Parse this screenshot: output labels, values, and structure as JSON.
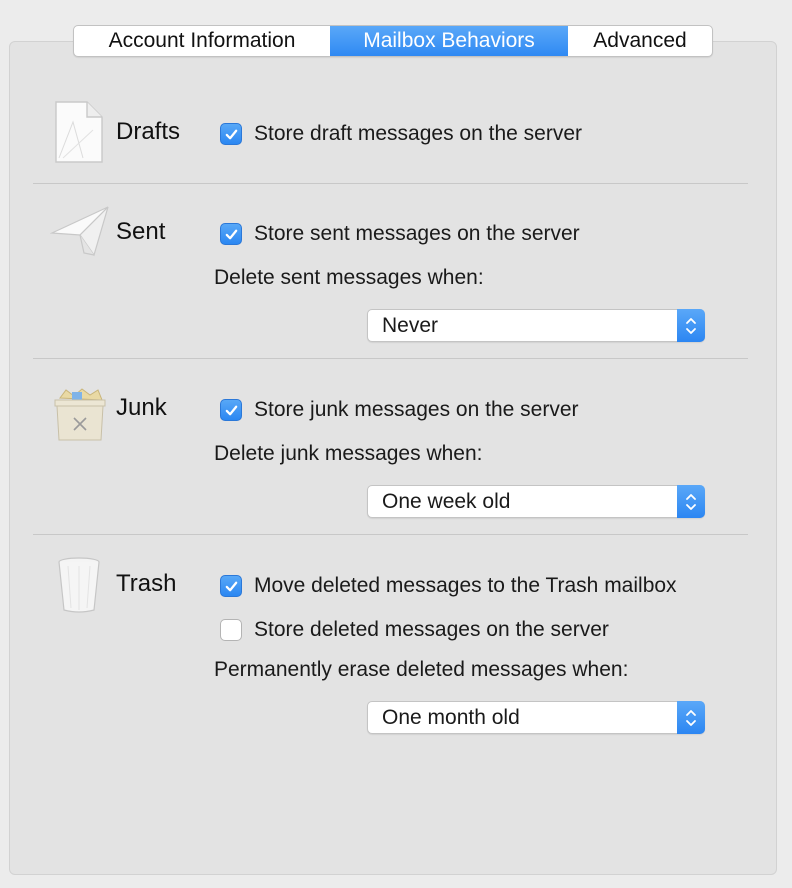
{
  "tabs": [
    {
      "label": "Account Information",
      "active": false
    },
    {
      "label": "Mailbox Behaviors",
      "active": true
    },
    {
      "label": "Advanced",
      "active": false
    }
  ],
  "drafts": {
    "title": "Drafts",
    "icon": "drafts-document-icon",
    "store_checkbox": {
      "label": "Store draft messages on the server",
      "checked": true
    }
  },
  "sent": {
    "title": "Sent",
    "icon": "paper-plane-icon",
    "store_checkbox": {
      "label": "Store sent messages on the server",
      "checked": true
    },
    "delete_label": "Delete sent messages when:",
    "delete_value": "Never"
  },
  "junk": {
    "title": "Junk",
    "icon": "junk-bin-icon",
    "store_checkbox": {
      "label": "Store junk messages on the server",
      "checked": true
    },
    "delete_label": "Delete junk messages when:",
    "delete_value": "One week old"
  },
  "trash": {
    "title": "Trash",
    "icon": "trash-can-icon",
    "move_checkbox": {
      "label": "Move deleted messages to the Trash mailbox",
      "checked": true
    },
    "store_checkbox": {
      "label": "Store deleted messages on the server",
      "checked": false
    },
    "erase_label": "Permanently erase deleted messages when:",
    "erase_value": "One month old"
  },
  "colors": {
    "accent": "#2f89f3",
    "panel": "#e3e3e3",
    "window": "#ececec"
  }
}
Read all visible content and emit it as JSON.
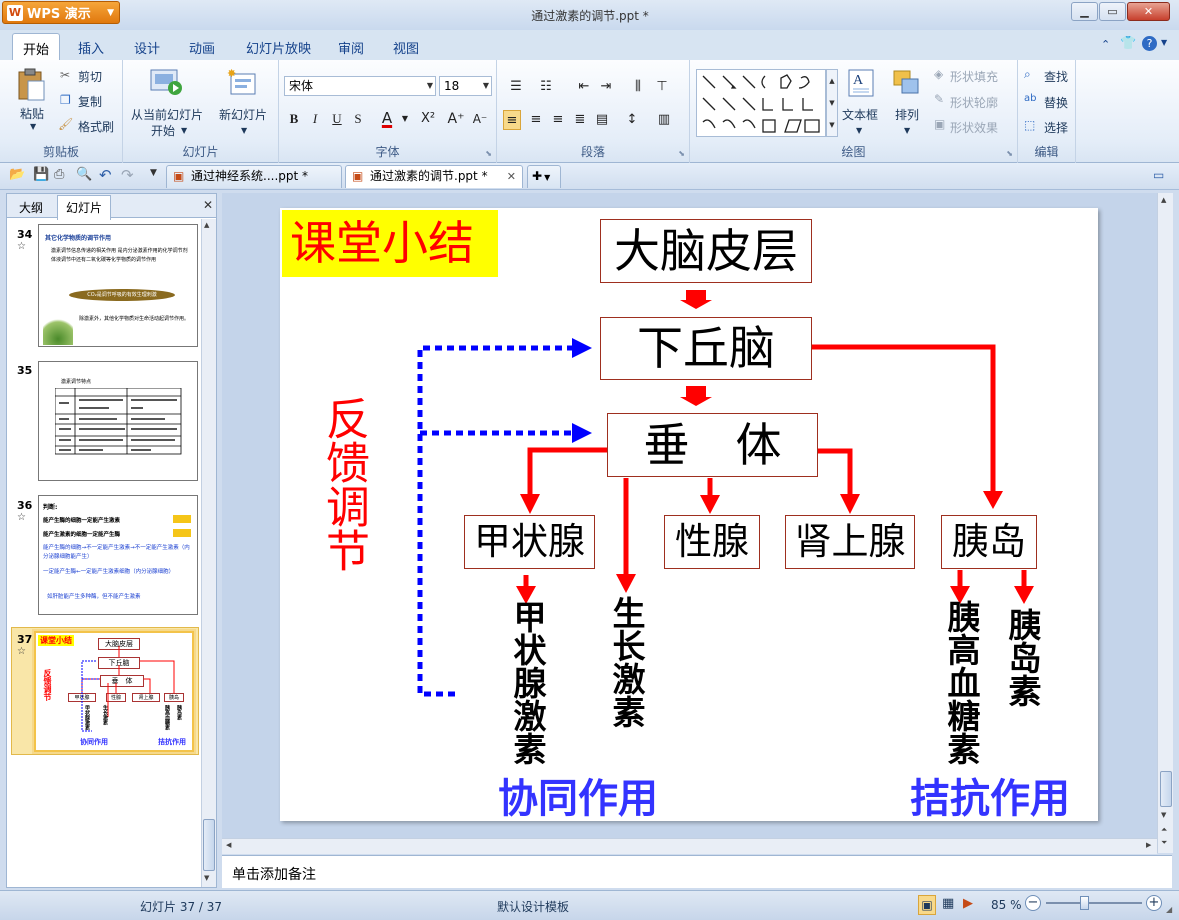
{
  "app": {
    "button_label": "WPS 演示",
    "logo_glyph": "W",
    "title": "通过激素的调节.ppt *"
  },
  "ribbon_tabs": [
    "开始",
    "插入",
    "设计",
    "动画",
    "幻灯片放映",
    "审阅",
    "视图"
  ],
  "ribbon": {
    "clipboard": {
      "paste": "粘贴",
      "cut": "剪切",
      "copy": "复制",
      "format_painter": "格式刷",
      "label": "剪贴板"
    },
    "slides": {
      "from_current": "从当前幻灯片",
      "start": "开始",
      "new_slide": "新幻灯片",
      "label": "幻灯片"
    },
    "font": {
      "name": "宋体",
      "size": "18",
      "label": "字体",
      "bold": "B",
      "italic": "I",
      "underline": "U",
      "shadow": "S"
    },
    "paragraph": {
      "label": "段落"
    },
    "drawing": {
      "textbox": "文本框",
      "arrange": "排列",
      "shape_fill": "形状填充",
      "shape_outline": "形状轮廓",
      "shape_effect": "形状效果",
      "label": "绘图"
    },
    "edit": {
      "find": "查找",
      "replace": "替换",
      "select": "选择",
      "label": "编辑"
    }
  },
  "doc_tabs": [
    {
      "label": "通过神经系统....ppt *",
      "active": false
    },
    {
      "label": "通过激素的调节.ppt *",
      "active": true
    }
  ],
  "left_pane": {
    "tabs": [
      "大纲",
      "幻灯片"
    ],
    "thumbnails": [
      {
        "num": "34",
        "star": "☆"
      },
      {
        "num": "35",
        "star": ""
      },
      {
        "num": "36",
        "star": "☆"
      },
      {
        "num": "37",
        "star": "☆"
      }
    ],
    "thumb34": {
      "title": "其它化学物质的调节作用",
      "body": "激素调节信息传递的相关作用 是内分泌激素作用的化学调节剂 体液调节中还有二氧化碳等化学物质的调节作用",
      "pill": "CO₂是调节呼吸的有效生理刺激",
      "foot": "除激素外，其他化学物质对生命活动起调节作用。"
    },
    "thumb35": {
      "title": "激素调节特点"
    },
    "thumb36": {
      "title": "判断:",
      "l1": "能产生酶的细胞一定能产生激素",
      "l2": "能产生激素的细胞一定能产生酶",
      "l3": "能产生酶的细胞→不一定能产生激素→不一定能产生激素（内分泌腺细胞能产生）",
      "l4": "一定能产生酶←一定能产生激素细胞（内分泌腺细胞）",
      "l5": "如肝脏能产生多种酶，但不能产生激素"
    }
  },
  "slide": {
    "title": "课堂小结",
    "feedback": "反馈调节",
    "cortex": "大脑皮层",
    "hypothalamus": "下丘脑",
    "pituitary": "垂　体",
    "thyroid": "甲状腺",
    "gonad": "性腺",
    "adrenal": "肾上腺",
    "islet": "胰岛",
    "thyroxine": "甲状腺激素",
    "growth": "生长激素",
    "glucagon": "胰高血糖素",
    "insulin": "胰岛素",
    "synergy": "协同作用",
    "antagonism": "拮抗作用"
  },
  "notes_placeholder": "单击添加备注",
  "status": {
    "slide_counter": "幻灯片 37 / 37",
    "template": "默认设计模板",
    "zoom": "85 %"
  },
  "colors": {
    "accent_red": "#ff0000",
    "feedback_blue": "#0000ff",
    "label_blue": "#3333ff",
    "title_bg": "#ffff00"
  }
}
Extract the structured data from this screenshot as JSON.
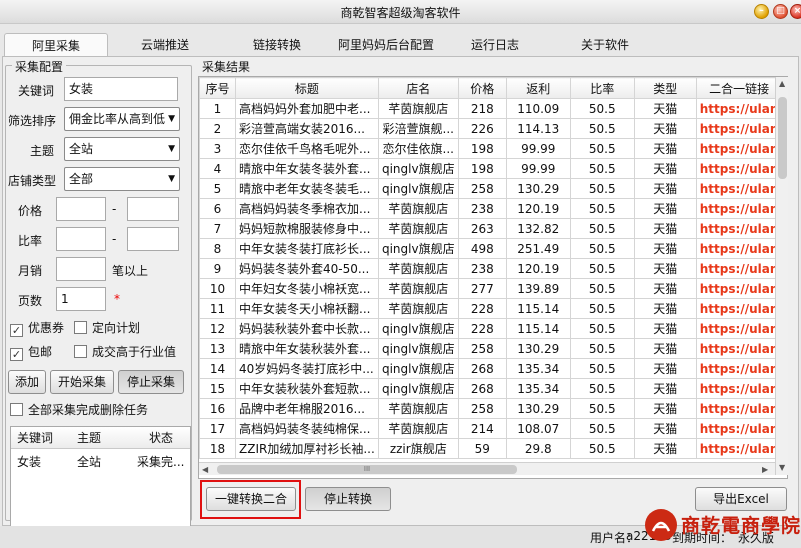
{
  "window": {
    "title": "商乾智客超级淘客软件"
  },
  "tabs": [
    "阿里采集",
    "云端推送",
    "链接转换",
    "阿里妈妈后台配置",
    "运行日志",
    "关于软件"
  ],
  "config": {
    "group_title": "采集配置",
    "keyword_label": "关键词",
    "keyword_value": "女装",
    "sort_label": "筛选排序",
    "sort_value": "佣金比率从高到低",
    "topic_label": "主题",
    "topic_value": "全站",
    "shop_type_label": "店铺类型",
    "shop_type_value": "全部",
    "price_label": "价格",
    "rate_label": "比率",
    "dash": "-",
    "monthly_sales_label": "月销",
    "monthly_sales_suffix": "笔以上",
    "pages_label": "页数",
    "pages_value": "1",
    "required_mark": "*",
    "coupon_label": "优惠券",
    "directed_plan_label": "定向计划",
    "free_shipping_label": "包邮",
    "above_industry_label": "成交高于行业值",
    "check_mark": "✓",
    "add_button": "添加",
    "start_button": "开始采集",
    "stop_button": "停止采集",
    "delete_after_label": "全部采集完成删除任务",
    "task_columns": [
      "关键词",
      "主题",
      "状态"
    ],
    "task_row": [
      "女装",
      "全站",
      "采集完..."
    ]
  },
  "results": {
    "group_title": "采集结果",
    "columns": [
      "序号",
      "标题",
      "店名",
      "价格",
      "返利",
      "比率",
      "类型",
      "二合一链接"
    ],
    "rows": [
      [
        "1",
        "高档妈妈外套加肥中老...",
        "芊茵旗舰店",
        "218",
        "110.09",
        "50.5",
        "天猫",
        "https://ulan"
      ],
      [
        "2",
        "彩涪萱高端女装2016...",
        "彩涪萱旗舰...",
        "226",
        "114.13",
        "50.5",
        "天猫",
        "https://ulan"
      ],
      [
        "3",
        "恋尔佳依千鸟格毛呢外...",
        "恋尔佳依旗...",
        "198",
        "99.99",
        "50.5",
        "天猫",
        "https://ulan"
      ],
      [
        "4",
        "晴旅中年女装冬装外套...",
        "qinglv旗舰店",
        "198",
        "99.99",
        "50.5",
        "天猫",
        "https://ulan"
      ],
      [
        "5",
        "晴旅中老年女装冬装毛...",
        "qinglv旗舰店",
        "258",
        "130.29",
        "50.5",
        "天猫",
        "https://ulan"
      ],
      [
        "6",
        "高档妈妈装冬季棉衣加...",
        "芊茵旗舰店",
        "238",
        "120.19",
        "50.5",
        "天猫",
        "https://ulan"
      ],
      [
        "7",
        "妈妈短款棉服装修身中...",
        "芊茵旗舰店",
        "263",
        "132.82",
        "50.5",
        "天猫",
        "https://ulan"
      ],
      [
        "8",
        "中年女装冬装打底衫长...",
        "qinglv旗舰店",
        "498",
        "251.49",
        "50.5",
        "天猫",
        "https://ulan"
      ],
      [
        "9",
        "妈妈装冬装外套40-50...",
        "芊茵旗舰店",
        "238",
        "120.19",
        "50.5",
        "天猫",
        "https://ulan"
      ],
      [
        "10",
        "中年妇女冬装小棉袄宽...",
        "芊茵旗舰店",
        "277",
        "139.89",
        "50.5",
        "天猫",
        "https://ulan"
      ],
      [
        "11",
        "中年女装冬天小棉袄翻...",
        "芊茵旗舰店",
        "228",
        "115.14",
        "50.5",
        "天猫",
        "https://ulan"
      ],
      [
        "12",
        "妈妈装秋装外套中长款...",
        "qinglv旗舰店",
        "228",
        "115.14",
        "50.5",
        "天猫",
        "https://ulan"
      ],
      [
        "13",
        "晴旅中年女装秋装外套...",
        "qinglv旗舰店",
        "258",
        "130.29",
        "50.5",
        "天猫",
        "https://ulan"
      ],
      [
        "14",
        "40岁妈妈冬装打底衫中...",
        "qinglv旗舰店",
        "268",
        "135.34",
        "50.5",
        "天猫",
        "https://ulan"
      ],
      [
        "15",
        "中年女装秋装外套短款...",
        "qinglv旗舰店",
        "268",
        "135.34",
        "50.5",
        "天猫",
        "https://ulan"
      ],
      [
        "16",
        "品牌中老年棉服2016...",
        "芊茵旗舰店",
        "258",
        "130.29",
        "50.5",
        "天猫",
        "https://ulan"
      ],
      [
        "17",
        "高档妈妈装冬装纯棉保...",
        "芊茵旗舰店",
        "214",
        "108.07",
        "50.5",
        "天猫",
        "https://ulan"
      ],
      [
        "18",
        "ZZIR加绒加厚衬衫长袖...",
        "zzir旗舰店",
        "59",
        "29.8",
        "50.5",
        "天猫",
        "https://ulan"
      ]
    ],
    "convert_button": "一键转换二合",
    "stop_convert_button": "停止转换",
    "export_button": "导出Excel",
    "scroll_label": "III"
  },
  "status": {
    "user_label": "用户名：",
    "user_value": "a22123",
    "expiry_label": "到期时间：",
    "expiry_value": "永久版"
  },
  "logo": {
    "text": "商乾電商學院"
  },
  "colors": {
    "link": "#e8391a",
    "highlight": "#e01010",
    "logo": "#c8200e"
  }
}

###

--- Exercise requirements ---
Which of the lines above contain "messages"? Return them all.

--- Finished task ---
      "label": "Store draft messages on the server",
      "label": "Store sent messages on the server",
    "delete_label": "Delete sent messages when:",
      "label": "Store junk messages on the server",
    "delete_label": "Delete junk messages when:",
      "label": "Move deleted messages to the Trash mailbox",
      "label": "Store deleted messages on the server",
    "erase_label": "Permanently erase deleted messages when:",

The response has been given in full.